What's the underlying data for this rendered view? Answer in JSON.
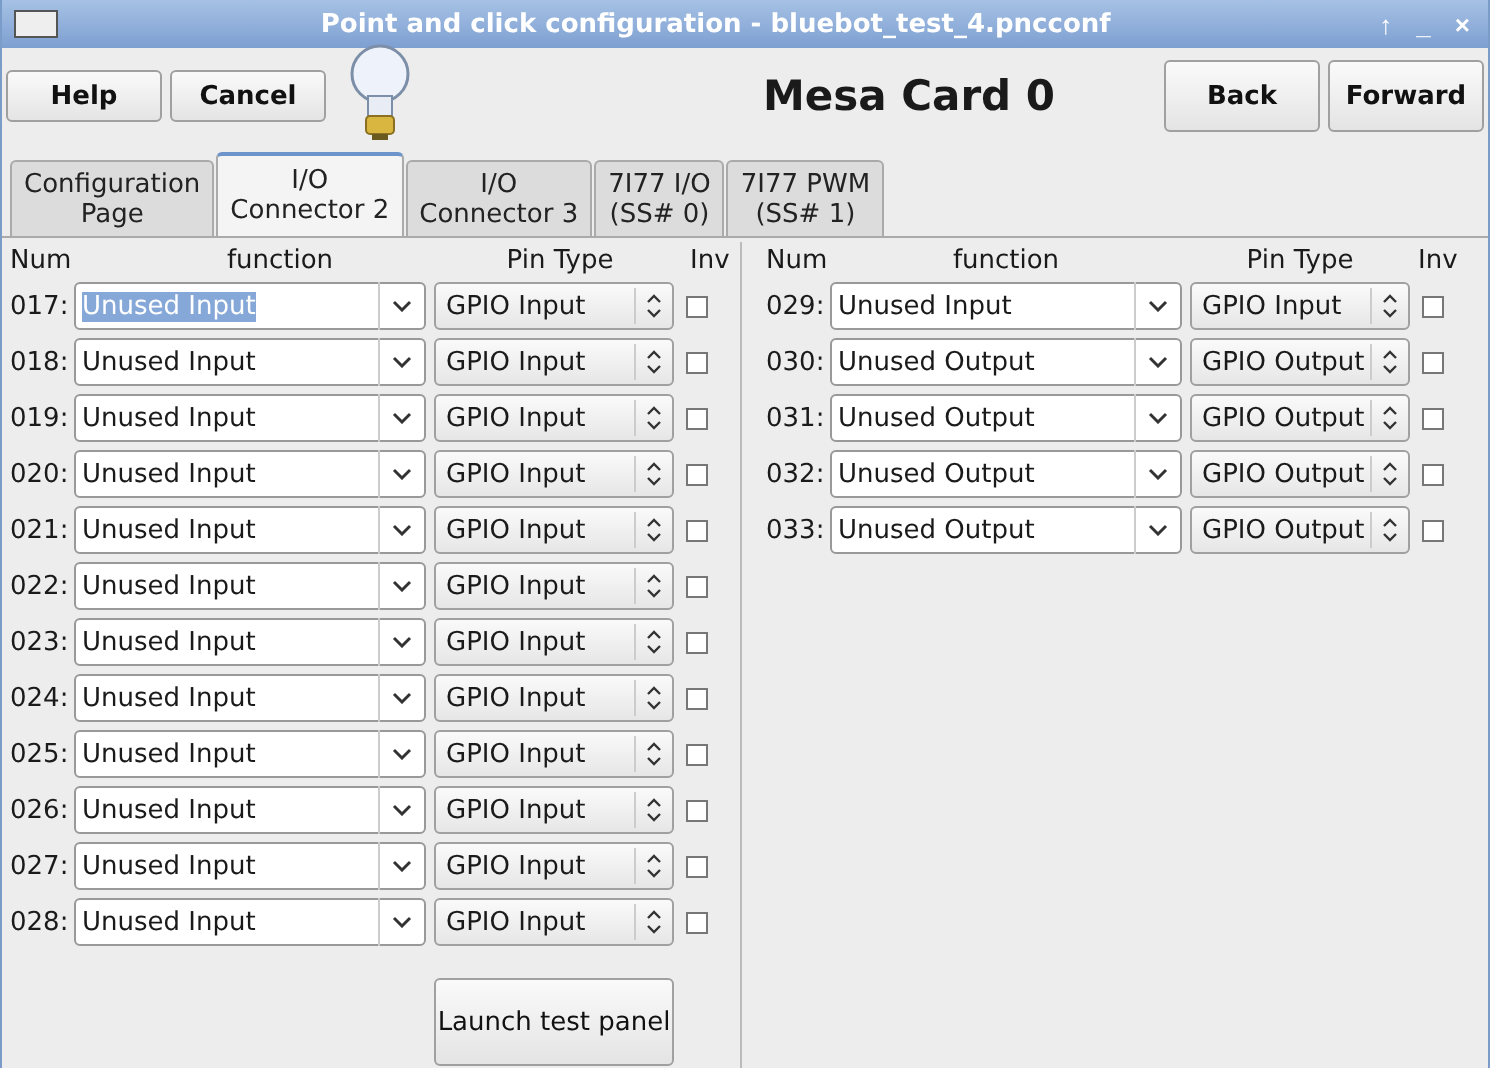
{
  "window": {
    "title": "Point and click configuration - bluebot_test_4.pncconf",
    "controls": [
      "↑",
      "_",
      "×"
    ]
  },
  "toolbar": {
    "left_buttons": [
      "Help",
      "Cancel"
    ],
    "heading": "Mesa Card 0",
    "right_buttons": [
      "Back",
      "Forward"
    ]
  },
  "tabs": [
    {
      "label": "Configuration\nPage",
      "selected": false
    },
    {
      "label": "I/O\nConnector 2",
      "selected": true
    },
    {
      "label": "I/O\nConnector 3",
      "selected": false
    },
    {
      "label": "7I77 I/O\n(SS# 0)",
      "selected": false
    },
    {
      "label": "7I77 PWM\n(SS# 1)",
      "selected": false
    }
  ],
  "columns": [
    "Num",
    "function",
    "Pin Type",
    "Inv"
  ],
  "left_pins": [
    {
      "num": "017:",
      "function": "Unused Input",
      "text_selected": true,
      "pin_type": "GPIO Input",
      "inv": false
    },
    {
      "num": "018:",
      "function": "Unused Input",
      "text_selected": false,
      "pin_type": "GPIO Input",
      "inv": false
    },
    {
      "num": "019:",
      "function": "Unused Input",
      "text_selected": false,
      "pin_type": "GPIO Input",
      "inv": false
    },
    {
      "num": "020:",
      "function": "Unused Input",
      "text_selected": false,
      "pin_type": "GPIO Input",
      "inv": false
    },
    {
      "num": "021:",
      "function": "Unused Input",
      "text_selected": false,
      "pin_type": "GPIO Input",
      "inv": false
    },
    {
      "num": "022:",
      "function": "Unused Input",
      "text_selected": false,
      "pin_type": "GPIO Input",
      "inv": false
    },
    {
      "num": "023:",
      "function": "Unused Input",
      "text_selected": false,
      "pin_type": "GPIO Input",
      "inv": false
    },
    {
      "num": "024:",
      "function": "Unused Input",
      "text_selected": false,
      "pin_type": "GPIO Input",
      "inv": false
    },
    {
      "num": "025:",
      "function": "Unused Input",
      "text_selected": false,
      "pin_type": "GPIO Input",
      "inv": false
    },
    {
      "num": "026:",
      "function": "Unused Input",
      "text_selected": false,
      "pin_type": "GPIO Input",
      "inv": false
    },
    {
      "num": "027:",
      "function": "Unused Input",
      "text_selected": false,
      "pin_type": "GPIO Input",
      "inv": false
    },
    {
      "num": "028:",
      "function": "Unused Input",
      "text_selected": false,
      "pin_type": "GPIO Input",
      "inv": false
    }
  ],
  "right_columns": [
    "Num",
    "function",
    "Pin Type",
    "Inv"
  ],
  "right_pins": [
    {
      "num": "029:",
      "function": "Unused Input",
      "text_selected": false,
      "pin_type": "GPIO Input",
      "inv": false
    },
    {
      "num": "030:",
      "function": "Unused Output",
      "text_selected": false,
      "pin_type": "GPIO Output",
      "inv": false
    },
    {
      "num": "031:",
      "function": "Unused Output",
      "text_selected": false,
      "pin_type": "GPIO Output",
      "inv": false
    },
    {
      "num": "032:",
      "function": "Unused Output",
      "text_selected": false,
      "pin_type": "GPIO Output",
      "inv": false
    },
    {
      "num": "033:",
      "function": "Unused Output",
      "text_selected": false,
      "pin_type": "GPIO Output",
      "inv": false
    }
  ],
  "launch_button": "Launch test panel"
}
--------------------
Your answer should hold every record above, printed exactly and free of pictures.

What's the underlying data for this rendered view? Answer in JSON.
{
  "window": {
    "title": "Point and click configuration - bluebot_test_4.pncconf",
    "controls": [
      "↑",
      "_",
      "×"
    ]
  },
  "toolbar": {
    "left_buttons": [
      "Help",
      "Cancel"
    ],
    "heading": "Mesa Card 0",
    "right_buttons": [
      "Back",
      "Forward"
    ]
  },
  "tabs": [
    {
      "label": "Configuration\nPage",
      "selected": false
    },
    {
      "label": "I/O\nConnector 2",
      "selected": true
    },
    {
      "label": "I/O\nConnector 3",
      "selected": false
    },
    {
      "label": "7I77 I/O\n(SS# 0)",
      "selected": false
    },
    {
      "label": "7I77 PWM\n(SS# 1)",
      "selected": false
    }
  ],
  "columns": [
    "Num",
    "function",
    "Pin Type",
    "Inv"
  ],
  "left_pins": [
    {
      "num": "017:",
      "function": "Unused Input",
      "text_selected": true,
      "pin_type": "GPIO Input",
      "inv": false
    },
    {
      "num": "018:",
      "function": "Unused Input",
      "text_selected": false,
      "pin_type": "GPIO Input",
      "inv": false
    },
    {
      "num": "019:",
      "function": "Unused Input",
      "text_selected": false,
      "pin_type": "GPIO Input",
      "inv": false
    },
    {
      "num": "020:",
      "function": "Unused Input",
      "text_selected": false,
      "pin_type": "GPIO Input",
      "inv": false
    },
    {
      "num": "021:",
      "function": "Unused Input",
      "text_selected": false,
      "pin_type": "GPIO Input",
      "inv": false
    },
    {
      "num": "022:",
      "function": "Unused Input",
      "text_selected": false,
      "pin_type": "GPIO Input",
      "inv": false
    },
    {
      "num": "023:",
      "function": "Unused Input",
      "text_selected": false,
      "pin_type": "GPIO Input",
      "inv": false
    },
    {
      "num": "024:",
      "function": "Unused Input",
      "text_selected": false,
      "pin_type": "GPIO Input",
      "inv": false
    },
    {
      "num": "025:",
      "function": "Unused Input",
      "text_selected": false,
      "pin_type": "GPIO Input",
      "inv": false
    },
    {
      "num": "026:",
      "function": "Unused Input",
      "text_selected": false,
      "pin_type": "GPIO Input",
      "inv": false
    },
    {
      "num": "027:",
      "function": "Unused Input",
      "text_selected": false,
      "pin_type": "GPIO Input",
      "inv": false
    },
    {
      "num": "028:",
      "function": "Unused Input",
      "text_selected": false,
      "pin_type": "GPIO Input",
      "inv": false
    }
  ],
  "right_columns": [
    "Num",
    "function",
    "Pin Type",
    "Inv"
  ],
  "right_pins": [
    {
      "num": "029:",
      "function": "Unused Input",
      "text_selected": false,
      "pin_type": "GPIO Input",
      "inv": false
    },
    {
      "num": "030:",
      "function": "Unused Output",
      "text_selected": false,
      "pin_type": "GPIO Output",
      "inv": false
    },
    {
      "num": "031:",
      "function": "Unused Output",
      "text_selected": false,
      "pin_type": "GPIO Output",
      "inv": false
    },
    {
      "num": "032:",
      "function": "Unused Output",
      "text_selected": false,
      "pin_type": "GPIO Output",
      "inv": false
    },
    {
      "num": "033:",
      "function": "Unused Output",
      "text_selected": false,
      "pin_type": "GPIO Output",
      "inv": false
    }
  ],
  "launch_button": "Launch test panel"
}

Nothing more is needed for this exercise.